Presented here are inter-related but distinct perspectives studying the influence of evolution on the qualities and characteristics of our structure and function. The path our species followed as it progressed from our origin as a single-celled organism to the complex creatures we have become constrains the possibilities of our form, thereby determining the potentials of our function (Homology). These studies present three perspectives of our evolutionary journey: the path our species followed; the physiology we evolved by following this path; our discovery and exploitation of the intrinsic potentials of the space in which this journey unfolded.

By necessity and intention, these are superficial studies that attempt to climb above the profound complexity of the inter-related systems to catch a glimpse of the whole. These perspectives may find some utility therapeutically and in clarifying our innate role within the system. It is this writer’s opinion that useful “meta” perspectives are often missing from our political and social engineering discourse and decision making processes.

An overview of the material presented in these models:

Information underpinning these papers:


These Dimensional Paradigms discussed here illustrate, for our ancestral lineage, waypoints on their evolutionary expedition. This expedition unfolded incrementally one dimension at a time – our ancestors did not magically appear fully utilizing four-dimensional space-time but rather clawed their way first into persistence in Time, then entering into first one spatial dimension, and then sequentially more complex combinations of the spatial dimensions as they advanced along their evolutionary path. We have so far mastered four dimensions – three spatial and one temporal. Given that 95% of our surroundings are currently unknowable (Dark Matter and Energy) suggests that Life’s expedition into increasingly dimensionally complex possibilities continues. The Scientific Revolution can be regarded as Life’s ongoing creativity at poking at the limits of four-dimensional space-time for another nook or cranny that it may be able to evolve into.


Physiological examination of our Dimensional Evolution reveals four distinct anatomical “Cores”. Analyzing our structure and function from the vantage point of these Cores clarifies their unique roles. More clearly understanding these roles facilitates normal regenerative processes as well as planning more strategic physical therapeutic interventions. These Cores are explored here:


Examining the Dimensional Paradigms from an energetic perspective reveals Archetypal frameworks. These frameworks constrain evolution as categorically as the physical dimensions but are not physical. Archetypes are the intrinsic guide-rails of the evolution of our lineage and, like the spatial dimensions, exist regardless of whether Living Things had invoked them.


Our development from an embryo until about age twenty-five follows the path of our ancestral evolutionary progression through this dimensional labyrinth. If our evolutionary progression unfolds innately, each layer establishes a firm foundation for further maturation.
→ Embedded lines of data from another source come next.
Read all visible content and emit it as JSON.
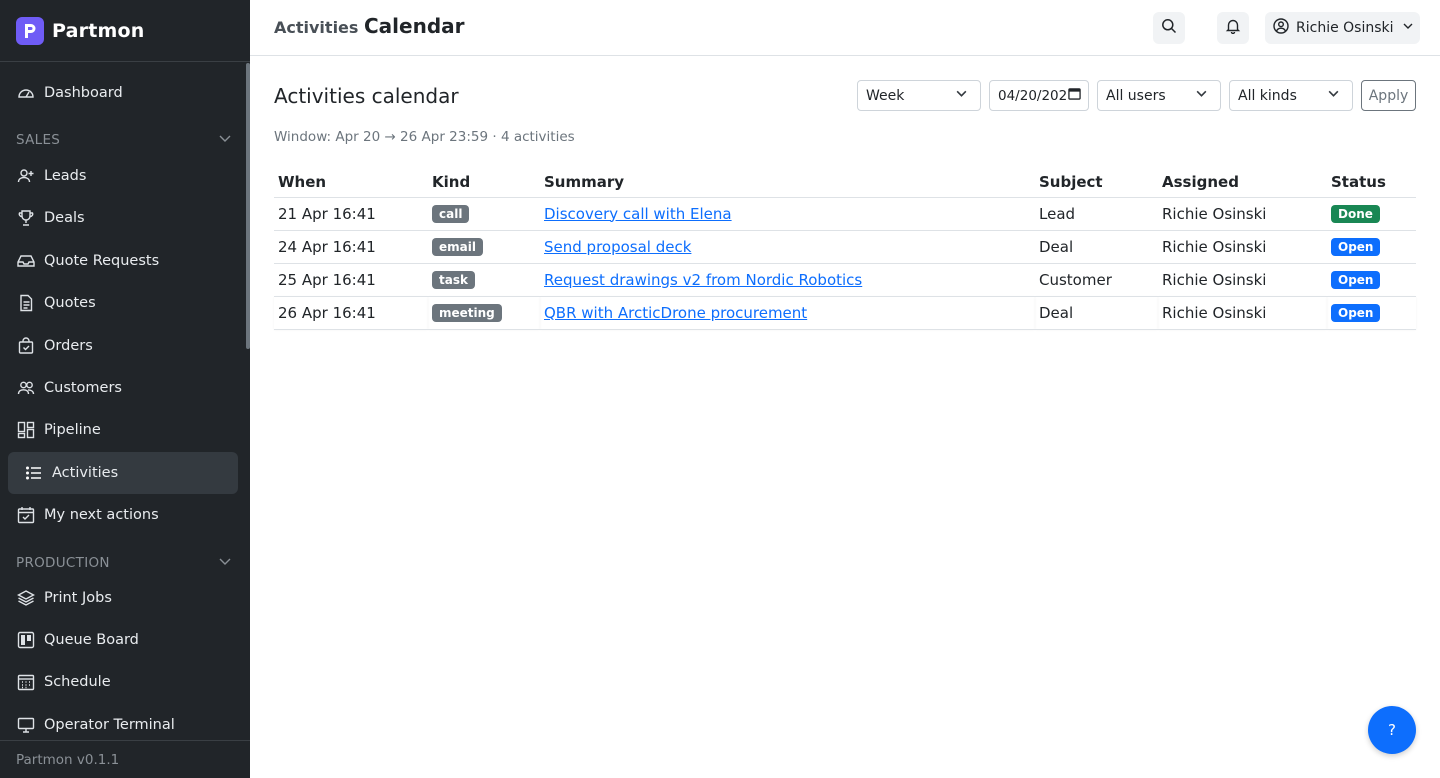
{
  "brand": {
    "name": "Partmon",
    "logo_letter": "P",
    "logo_color": "#6f5cf6"
  },
  "sidebar": {
    "items": [
      {
        "label": "Dashboard",
        "icon": "speedometer-icon"
      },
      {
        "label": "Leads",
        "icon": "person-add-icon"
      },
      {
        "label": "Deals",
        "icon": "trophy-icon"
      },
      {
        "label": "Quote Requests",
        "icon": "inbox-icon"
      },
      {
        "label": "Quotes",
        "icon": "file-text-icon"
      },
      {
        "label": "Orders",
        "icon": "bag-check-icon"
      },
      {
        "label": "Customers",
        "icon": "people-icon"
      },
      {
        "label": "Pipeline",
        "icon": "kanban-icon"
      },
      {
        "label": "Activities",
        "icon": "list-icon",
        "active": true
      },
      {
        "label": "My next actions",
        "icon": "calendar-check-icon"
      },
      {
        "label": "Print Jobs",
        "icon": "layers-icon"
      },
      {
        "label": "Queue Board",
        "icon": "board-icon"
      },
      {
        "label": "Schedule",
        "icon": "calendar-grid-icon"
      },
      {
        "label": "Operator Terminal",
        "icon": "display-icon"
      }
    ],
    "sections": {
      "sales": "SALES",
      "production": "PRODUCTION"
    },
    "footer": "Partmon v0.1.1"
  },
  "header": {
    "breadcrumb": "Activities",
    "title": "Calendar",
    "user_name": "Richie Osinski"
  },
  "main": {
    "title": "Activities calendar",
    "filters": {
      "view": "Week",
      "date": "04/20/202",
      "users": "All users",
      "kinds": "All kinds",
      "apply_label": "Apply"
    },
    "window_info": "Window: Apr 20 → 26 Apr 23:59 · 4 activities",
    "table": {
      "columns": [
        "When",
        "Kind",
        "Summary",
        "Subject",
        "Assigned",
        "Status"
      ],
      "rows": [
        {
          "when": "21 Apr 16:41",
          "kind": "call",
          "summary": "Discovery call with Elena",
          "subject": "Lead",
          "assigned": "Richie Osinski",
          "status": "Done"
        },
        {
          "when": "24 Apr 16:41",
          "kind": "email",
          "summary": "Send proposal deck",
          "subject": "Deal",
          "assigned": "Richie Osinski",
          "status": "Open"
        },
        {
          "when": "25 Apr 16:41",
          "kind": "task",
          "summary": "Request drawings v2 from Nordic Robotics",
          "subject": "Customer",
          "assigned": "Richie Osinski",
          "status": "Open"
        },
        {
          "when": "26 Apr 16:41",
          "kind": "meeting",
          "summary": "QBR with ArcticDrone procurement",
          "subject": "Deal",
          "assigned": "Richie Osinski",
          "status": "Open"
        }
      ]
    }
  },
  "help": {
    "label": "?"
  },
  "colors": {
    "sidebar_bg": "#212529",
    "accent": "#0d6efd",
    "done": "#198754",
    "kind_badge": "#6c757d"
  }
}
However, if this sequence is disrupted, development continues but unfolds while compensating for the irregularity as best it can. These compensations become “locked-in” as they embed in the framework underlying more complex movements and behaviors, requiring more energy to express an inhibited range of options. The result is an experience of diminished competence and safety.

Dysregulated behavior expresses as a reaction to being challenged that employs embedded compensations, where instead of fluidly adapting, there is a reactive/protective compensatory response. “Adaptive Capacity” is a model this author uses to diagram this boundary where we transition from responding to reacting. Compensations are the consequence of our physiology and/or neurology engaging before it has fully matured. Further development is then established on top of this shaky foundation – learning to walk before we have fully evolved our crawling reflexes is a typical example. Compensations then become “fixed” in our physiology – integrated into the system as part of our experience of who we are.

Once an incomplete developmental maturation process has been identified, training to enable further maturation of expression of that process will consequently enable all of the more complex processes extending therefrom to readjust to the higher potential competency. Liberated from compensation, we experience improved health, energy, and mental clarity. The framework enabled by dissecting dimensional evolution indexes diagnostic and therapeutic tools into manageable divisions. One method for determining these correlations is by implementing a Developmental Assessment designed to subjectively category dysregulated structural/functional attributes:


Associated with the Developmental Assessment are collections of exercises, activities, and themes collated to the assessment results. The relevant tools can be accessed either through the Survey or through the material on this website using this index: